(PROVIDED RECORDS)

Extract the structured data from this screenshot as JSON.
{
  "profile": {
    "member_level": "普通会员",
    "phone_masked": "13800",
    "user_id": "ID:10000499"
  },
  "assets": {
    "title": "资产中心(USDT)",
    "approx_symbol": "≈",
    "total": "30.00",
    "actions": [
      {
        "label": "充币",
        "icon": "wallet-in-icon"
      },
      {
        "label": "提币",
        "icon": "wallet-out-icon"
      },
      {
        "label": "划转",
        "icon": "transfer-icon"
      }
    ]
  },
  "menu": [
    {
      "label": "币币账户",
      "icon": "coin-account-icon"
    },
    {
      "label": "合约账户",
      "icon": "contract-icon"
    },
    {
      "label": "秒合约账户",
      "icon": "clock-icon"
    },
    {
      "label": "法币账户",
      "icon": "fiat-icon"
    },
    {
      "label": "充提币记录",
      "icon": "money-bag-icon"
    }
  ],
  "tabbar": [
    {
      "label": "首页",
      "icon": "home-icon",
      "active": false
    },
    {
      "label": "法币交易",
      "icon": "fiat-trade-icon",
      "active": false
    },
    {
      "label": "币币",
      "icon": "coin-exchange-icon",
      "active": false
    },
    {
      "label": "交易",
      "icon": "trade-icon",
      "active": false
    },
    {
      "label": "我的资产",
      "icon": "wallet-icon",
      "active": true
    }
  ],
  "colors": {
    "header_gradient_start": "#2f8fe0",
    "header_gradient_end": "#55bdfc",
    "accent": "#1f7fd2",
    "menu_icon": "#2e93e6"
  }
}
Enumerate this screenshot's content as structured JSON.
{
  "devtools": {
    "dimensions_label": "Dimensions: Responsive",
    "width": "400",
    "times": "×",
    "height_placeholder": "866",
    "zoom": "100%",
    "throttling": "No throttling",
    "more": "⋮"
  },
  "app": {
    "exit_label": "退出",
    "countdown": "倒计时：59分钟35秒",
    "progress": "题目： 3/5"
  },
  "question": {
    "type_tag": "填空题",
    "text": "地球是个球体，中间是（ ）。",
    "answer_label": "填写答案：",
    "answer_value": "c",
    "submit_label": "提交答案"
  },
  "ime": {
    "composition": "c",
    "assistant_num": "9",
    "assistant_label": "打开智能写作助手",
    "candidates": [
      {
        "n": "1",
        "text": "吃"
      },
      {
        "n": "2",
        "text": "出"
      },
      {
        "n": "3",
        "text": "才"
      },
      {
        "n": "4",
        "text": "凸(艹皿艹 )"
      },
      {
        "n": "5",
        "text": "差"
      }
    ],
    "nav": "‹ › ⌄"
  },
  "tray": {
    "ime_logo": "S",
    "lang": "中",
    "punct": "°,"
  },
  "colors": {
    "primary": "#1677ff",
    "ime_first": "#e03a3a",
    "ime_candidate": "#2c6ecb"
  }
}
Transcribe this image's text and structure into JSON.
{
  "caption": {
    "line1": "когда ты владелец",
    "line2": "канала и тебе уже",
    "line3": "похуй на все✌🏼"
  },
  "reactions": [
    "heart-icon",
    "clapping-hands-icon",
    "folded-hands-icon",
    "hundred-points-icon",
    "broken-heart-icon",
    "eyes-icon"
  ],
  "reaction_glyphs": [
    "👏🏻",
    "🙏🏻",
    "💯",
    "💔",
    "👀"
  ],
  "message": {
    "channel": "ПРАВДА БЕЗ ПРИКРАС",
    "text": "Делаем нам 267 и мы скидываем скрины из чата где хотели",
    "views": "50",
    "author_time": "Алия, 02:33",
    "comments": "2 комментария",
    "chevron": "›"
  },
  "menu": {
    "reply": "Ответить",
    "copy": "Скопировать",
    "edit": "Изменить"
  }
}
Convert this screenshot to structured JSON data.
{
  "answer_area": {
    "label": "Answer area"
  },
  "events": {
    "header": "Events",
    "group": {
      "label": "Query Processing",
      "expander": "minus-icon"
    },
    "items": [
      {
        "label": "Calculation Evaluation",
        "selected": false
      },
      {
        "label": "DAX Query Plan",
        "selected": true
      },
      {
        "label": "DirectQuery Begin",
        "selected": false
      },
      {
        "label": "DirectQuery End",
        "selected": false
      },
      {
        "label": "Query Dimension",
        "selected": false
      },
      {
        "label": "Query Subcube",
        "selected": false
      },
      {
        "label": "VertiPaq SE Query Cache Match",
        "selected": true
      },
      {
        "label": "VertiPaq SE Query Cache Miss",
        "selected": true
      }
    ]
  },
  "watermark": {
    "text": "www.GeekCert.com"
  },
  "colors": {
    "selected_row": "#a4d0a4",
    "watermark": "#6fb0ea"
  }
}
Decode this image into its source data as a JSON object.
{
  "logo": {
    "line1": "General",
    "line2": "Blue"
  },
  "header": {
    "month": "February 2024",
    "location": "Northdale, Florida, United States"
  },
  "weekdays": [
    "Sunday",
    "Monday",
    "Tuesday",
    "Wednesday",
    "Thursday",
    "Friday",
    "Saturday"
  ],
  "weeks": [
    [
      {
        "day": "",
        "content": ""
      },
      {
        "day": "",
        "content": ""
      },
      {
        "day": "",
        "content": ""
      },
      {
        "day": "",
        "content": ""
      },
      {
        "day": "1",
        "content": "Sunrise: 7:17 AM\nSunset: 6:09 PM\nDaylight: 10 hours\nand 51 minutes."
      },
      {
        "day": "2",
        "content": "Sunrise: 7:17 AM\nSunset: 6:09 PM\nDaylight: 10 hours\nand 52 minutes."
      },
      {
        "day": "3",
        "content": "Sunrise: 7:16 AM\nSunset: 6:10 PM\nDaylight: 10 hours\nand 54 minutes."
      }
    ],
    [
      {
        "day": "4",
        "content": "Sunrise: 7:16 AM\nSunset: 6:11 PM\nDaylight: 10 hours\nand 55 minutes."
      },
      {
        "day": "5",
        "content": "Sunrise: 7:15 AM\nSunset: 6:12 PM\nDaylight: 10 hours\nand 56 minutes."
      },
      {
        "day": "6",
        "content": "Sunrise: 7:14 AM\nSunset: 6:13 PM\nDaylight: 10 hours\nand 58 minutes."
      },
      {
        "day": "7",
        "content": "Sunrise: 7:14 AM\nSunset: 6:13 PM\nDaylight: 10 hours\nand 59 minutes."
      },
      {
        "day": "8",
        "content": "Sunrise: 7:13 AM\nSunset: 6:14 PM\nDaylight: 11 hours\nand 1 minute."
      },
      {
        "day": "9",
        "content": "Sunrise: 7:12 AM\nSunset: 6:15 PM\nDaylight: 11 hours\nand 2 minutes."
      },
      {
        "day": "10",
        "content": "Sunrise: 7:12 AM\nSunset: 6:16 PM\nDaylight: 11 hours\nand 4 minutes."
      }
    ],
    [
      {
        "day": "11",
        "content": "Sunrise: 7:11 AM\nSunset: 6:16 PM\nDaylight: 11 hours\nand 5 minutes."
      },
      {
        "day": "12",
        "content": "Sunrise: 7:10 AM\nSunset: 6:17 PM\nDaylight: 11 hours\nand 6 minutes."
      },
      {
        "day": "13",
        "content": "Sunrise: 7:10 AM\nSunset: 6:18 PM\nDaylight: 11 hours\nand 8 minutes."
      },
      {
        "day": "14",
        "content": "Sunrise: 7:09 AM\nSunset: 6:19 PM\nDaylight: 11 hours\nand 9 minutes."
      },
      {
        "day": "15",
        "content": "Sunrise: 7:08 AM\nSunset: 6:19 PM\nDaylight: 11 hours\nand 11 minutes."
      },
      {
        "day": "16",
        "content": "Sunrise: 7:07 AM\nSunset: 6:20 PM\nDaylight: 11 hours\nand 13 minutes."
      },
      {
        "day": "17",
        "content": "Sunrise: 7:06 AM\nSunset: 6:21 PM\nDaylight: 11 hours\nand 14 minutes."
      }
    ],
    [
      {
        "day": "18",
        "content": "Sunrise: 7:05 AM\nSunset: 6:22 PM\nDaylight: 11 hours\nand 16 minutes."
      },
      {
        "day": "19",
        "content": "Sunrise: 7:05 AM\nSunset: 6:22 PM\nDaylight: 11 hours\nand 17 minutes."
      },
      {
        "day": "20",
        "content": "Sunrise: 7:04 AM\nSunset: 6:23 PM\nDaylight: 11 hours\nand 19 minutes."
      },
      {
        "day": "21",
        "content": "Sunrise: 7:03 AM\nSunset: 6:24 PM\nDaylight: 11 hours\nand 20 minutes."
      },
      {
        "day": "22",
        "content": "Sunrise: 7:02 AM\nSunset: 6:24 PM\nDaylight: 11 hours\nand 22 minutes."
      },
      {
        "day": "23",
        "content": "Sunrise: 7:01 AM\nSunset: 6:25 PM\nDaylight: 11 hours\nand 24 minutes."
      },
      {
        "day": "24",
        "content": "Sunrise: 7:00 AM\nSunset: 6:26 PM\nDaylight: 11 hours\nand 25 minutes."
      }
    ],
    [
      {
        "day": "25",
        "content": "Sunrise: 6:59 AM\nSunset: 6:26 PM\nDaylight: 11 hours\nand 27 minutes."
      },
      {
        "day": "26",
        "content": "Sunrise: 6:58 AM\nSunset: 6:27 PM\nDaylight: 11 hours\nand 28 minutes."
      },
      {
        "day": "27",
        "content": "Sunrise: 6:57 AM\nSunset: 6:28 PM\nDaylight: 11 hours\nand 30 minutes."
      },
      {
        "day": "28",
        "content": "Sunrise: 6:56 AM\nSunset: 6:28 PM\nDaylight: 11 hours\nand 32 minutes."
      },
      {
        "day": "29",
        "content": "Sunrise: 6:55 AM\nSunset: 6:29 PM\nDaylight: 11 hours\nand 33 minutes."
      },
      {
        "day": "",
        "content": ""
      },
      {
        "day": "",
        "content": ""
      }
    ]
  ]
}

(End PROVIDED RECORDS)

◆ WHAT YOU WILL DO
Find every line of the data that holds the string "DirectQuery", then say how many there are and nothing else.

◆ FINISHED EXERCISE
2